This one though would be a little harder to swallow.
Ramesh Ponnuru, a Romney supporter, lays out Romney’s options on taxes and concludes with his recommendation.
Regular readers will know I hope he opens door number 3 eventually, but it might make sense to linger at door number 4 for a while [“Don’t come out for any specific big tax reform”]. If I were him, I’d definitely wait at least until after Obama’s State of the Union address and budget proposal (and maybe all year, while pledging to work with Congress on a pro-family, pro-growth tax reform plan).
You’d think urging timidity on taxes would be bad enough, I mean, isn’t the GOP supposed to want bold, pro-growth tax plans? But it gets worse. Much worse. What’s Ponnuru’s preferred “door number 3”?
3. Romney can avoid either of these two drawbacks by adopting something like the Stein plan.

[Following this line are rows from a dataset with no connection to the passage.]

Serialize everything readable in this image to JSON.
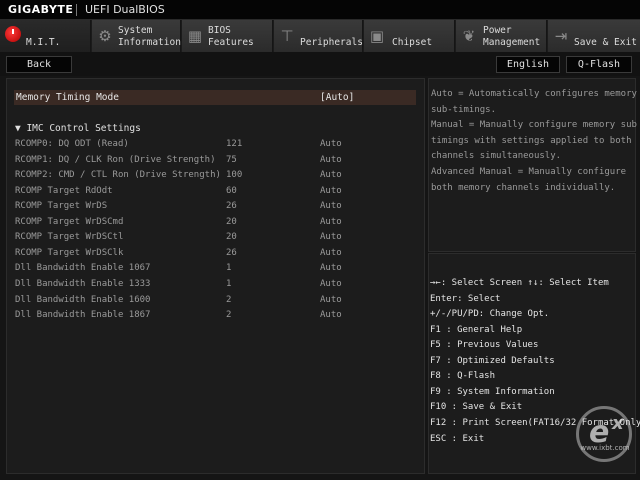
{
  "titlebar": {
    "brand": "GIGABYTE",
    "bios_name": "UEFI DualBIOS"
  },
  "tabs": [
    {
      "line1": "",
      "line2": "M.I.T.",
      "icon": "power-icon"
    },
    {
      "line1": "System",
      "line2": "Information",
      "icon": "gear-icon"
    },
    {
      "line1": "BIOS",
      "line2": "Features",
      "icon": "bios-chip-icon"
    },
    {
      "line1": "",
      "line2": "Peripherals",
      "icon": "plug-icon"
    },
    {
      "line1": "",
      "line2": "Chipset",
      "icon": "chipset-icon"
    },
    {
      "line1": "Power",
      "line2": "Management",
      "icon": "power-leaf-icon"
    },
    {
      "line1": "",
      "line2": "Save & Exit",
      "icon": "exit-icon"
    }
  ],
  "subbar": {
    "back": "Back",
    "language": "English",
    "qflash": "Q-Flash"
  },
  "main": {
    "selected": {
      "label": "Memory Timing Mode",
      "value": "[Auto]"
    },
    "section": "▼ IMC Control Settings",
    "rows": [
      {
        "label": "RCOMP0: DQ ODT (Read)",
        "current": "121",
        "setting": "Auto"
      },
      {
        "label": "RCOMP1: DQ / CLK Ron (Drive Strength)",
        "current": "75",
        "setting": "Auto"
      },
      {
        "label": "RCOMP2: CMD / CTL Ron (Drive Strength)",
        "current": "100",
        "setting": "Auto"
      },
      {
        "label": "RCOMP Target RdOdt",
        "current": "60",
        "setting": "Auto"
      },
      {
        "label": "RCOMP Target WrDS",
        "current": "26",
        "setting": "Auto"
      },
      {
        "label": "RCOMP Target WrDSCmd",
        "current": "20",
        "setting": "Auto"
      },
      {
        "label": "RCOMP Target WrDSCtl",
        "current": "20",
        "setting": "Auto"
      },
      {
        "label": "RCOMP Target WrDSClk",
        "current": "26",
        "setting": "Auto"
      },
      {
        "label": "Dll Bandwidth Enable 1067",
        "current": "1",
        "setting": "Auto"
      },
      {
        "label": "Dll Bandwidth Enable 1333",
        "current": "1",
        "setting": "Auto"
      },
      {
        "label": "Dll Bandwidth Enable 1600",
        "current": "2",
        "setting": "Auto"
      },
      {
        "label": "Dll Bandwidth Enable 1867",
        "current": "2",
        "setting": "Auto"
      }
    ]
  },
  "help": [
    "Auto = Automatically configures memory",
    "sub-timings.",
    "Manual = Manually configure memory sub",
    "timings with settings applied to both",
    "channels simultaneously.",
    "Advanced Manual = Manually configure",
    "both memory channels individually."
  ],
  "keys": [
    "→←: Select Screen  ↑↓: Select Item",
    "Enter: Select",
    "+/-/PU/PD: Change Opt.",
    "F1  : General Help",
    "F5  : Previous Values",
    "F7  : Optimized Defaults",
    "F8  : Q-Flash",
    "F9  : System Information",
    "F10 : Save & Exit",
    "F12 : Print Screen(FAT16/32 Format Only)",
    "ESC : Exit"
  ],
  "watermark": {
    "mark": "e",
    "sup": "x",
    "text": "www.ixbt.com"
  },
  "colors": {
    "accent": "#c00000",
    "selected_row": "#3a2a24",
    "panel": "#1c1c1c"
  }
}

It expands the child credit to help middle-class families and cuts tax rates on investment, but makes up for the revenue forgone by scaling back tax breaks and lowering the floor for the top tax bracket. The expanded child credit polls extremely well, but would be attacked by the Wall Street Journal’s editors and other conservative journalists, think tankers, and activists. Some conventional economists on his own staff would surely balk as well.
Wait, what? “lowering the floor on the top tax bracket”, that sounds an awful lot like…Raising taxes on a lot of people.
I seem to recall Republicans putting a lot of capital into the fight to preserve the “Bush tax cuts” and now an editor at National Review is urging his candidate to embrace tax hikes?
This is Team Romney and what they are trying to sell us on. If you buy it, you can’t later claimed to be shocked, you’ve been warned.